Defining the places where explosive atmospheres may occur (zones),
drawing up an explosion protection document
implementation of organizational and technical measures to promote explosion protection
Carrying out checks,
Use of products in hazardous places that meet the requirements of the ATEX 95 directive.
Environment with hazardous gas, vapour and mist: ATEX zone 1 and 2
A great example of an ATEX Zone 1 or ATEX Zone 2 rated plant is a chemical or petrochemical plant, where there is an elevated risk of an explosion during normal day-to-day activities. In a hazardous gas environment, an explosion can occur if a flammable component, an oxidizer and an initiating source are found at the same time in the atmosphere. The absence of any of these three elements would stop an explosion, and therefore through continued innovation and increased attention to safety, the industry can offer a comprehensive range of explosion proof equipment designed for use specifically in these hazardous atmospheres.
Zone 1 is an area that is classified "as a place where an explosive atmosphere, consisting of a mixture of air or combustible substances in the form of gas, vapors and mists, is likely to be present occasionally during normal operation," while Zone 2 is an area that is classified "as a place where an explosive atmosphere, consisting of a mixture of air or combustible substances in the form of gas, vapors and mists, is not likely to be present during normal operation, but if it is, only for a short time period."
Hazardous dust atmospheres: ATEX zones 21 and 22
ATEX zones 21 and 22 are specific to hazardous dust atmospheres, such as those found in the food industry in a flour mill, for example, where explosive dusts are frequently present.
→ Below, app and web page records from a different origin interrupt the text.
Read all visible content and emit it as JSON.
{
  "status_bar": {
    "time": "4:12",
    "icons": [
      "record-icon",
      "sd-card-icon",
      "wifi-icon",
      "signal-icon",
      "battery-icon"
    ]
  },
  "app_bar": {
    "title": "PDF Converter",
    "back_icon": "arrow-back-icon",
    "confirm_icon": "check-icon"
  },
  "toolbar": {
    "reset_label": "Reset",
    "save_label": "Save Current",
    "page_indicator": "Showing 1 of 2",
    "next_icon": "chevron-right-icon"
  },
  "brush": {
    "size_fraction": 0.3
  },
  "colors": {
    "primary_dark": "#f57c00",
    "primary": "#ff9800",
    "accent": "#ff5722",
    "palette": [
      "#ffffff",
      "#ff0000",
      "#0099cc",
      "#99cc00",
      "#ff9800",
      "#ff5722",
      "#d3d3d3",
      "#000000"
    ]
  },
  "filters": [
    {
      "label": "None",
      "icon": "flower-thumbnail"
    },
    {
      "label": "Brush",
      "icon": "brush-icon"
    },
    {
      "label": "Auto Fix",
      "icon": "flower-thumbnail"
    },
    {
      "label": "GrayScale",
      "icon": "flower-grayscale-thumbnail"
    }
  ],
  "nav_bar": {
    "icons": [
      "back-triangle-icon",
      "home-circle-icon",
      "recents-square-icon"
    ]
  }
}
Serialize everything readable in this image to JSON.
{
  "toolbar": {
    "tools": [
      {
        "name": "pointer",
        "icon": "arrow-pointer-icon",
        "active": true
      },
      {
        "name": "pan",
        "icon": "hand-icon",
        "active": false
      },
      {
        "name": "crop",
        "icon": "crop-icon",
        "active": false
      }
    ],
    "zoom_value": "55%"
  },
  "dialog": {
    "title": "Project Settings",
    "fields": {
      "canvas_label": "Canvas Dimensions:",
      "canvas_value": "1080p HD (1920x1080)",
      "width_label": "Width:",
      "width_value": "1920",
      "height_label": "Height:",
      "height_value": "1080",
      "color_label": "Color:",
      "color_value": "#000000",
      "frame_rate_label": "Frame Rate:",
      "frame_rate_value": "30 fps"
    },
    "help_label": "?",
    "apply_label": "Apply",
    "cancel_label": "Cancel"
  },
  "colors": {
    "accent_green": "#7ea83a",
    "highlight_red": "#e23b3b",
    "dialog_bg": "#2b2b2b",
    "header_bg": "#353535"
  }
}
Some examples of explosive dusts within the food industry besides flour are custard powder, instant coffee, sugars, dehydrated milk, powdered potatoes and powdered soups, because a solid that is finely grinded can more easily or at a lower energy ignite. The risk in the food industry with hazardous gas environments is that if a flammable substance is mixed or suspended in air at the proper concentrations and is in a vessel or building, when an ignition takes place, the result can be a severe explosion.
In a hazardous dust environment, an ATEX Zone 21 is classified as an environment "where an explosive atmosphere in the form of a cloud of combustible dust in air is most likely to occur intermittently during regular operation," while an ATEX Zone 22 is classified as "a location where an explosive environment in the form of a cloud of combustible dust in air is unlikely to occur during regular operation, but if it does, will only be present for a short duration." Within each ATEX zone, great importance is placed on safety and the need for spark free/explosion proof equipment is of utmost importance.
Meaning of zone classification:
Danger constant, prolonged or frequent
Danger rare and short time
Definition is in accordance with Directive 1999/92/EC (ATEX 137)
Zone according to CENELEC IEC
Required equipment category
Required identification according to 94/9/EC ATEX95
Area in which a potentially explosive atmosphere as a mixture of air and flammable gases, vapours or mists is present, either frequently or over a prolonged period.
> 1.000 hours
Area in which a potentially explosive atmosphere in the form of a mixture of air and flammable gases, vapors or mists may occasionally form under normal operating conditions.
100 - 1.000
Area in which, under normal operating conditions, an explosive atmosphere in the form of a mixture of air and flammable gases, vapors or mists may occur only for short periods.
< 10 hours
Area in which a potentially explosive atmosphere in the form of a cloud of combustible dust is present in air, either for long periods or frequently.
Area in which an explosive atmosphere in the form of a cloud of dust in air may occasionally form during normal operation.
100 - 1.000
Area in which, during normal operation, an explosive atmosphere in the form of a cloud of combustible dust in air is not present, although it may occur only for short periods of time
< 10 hours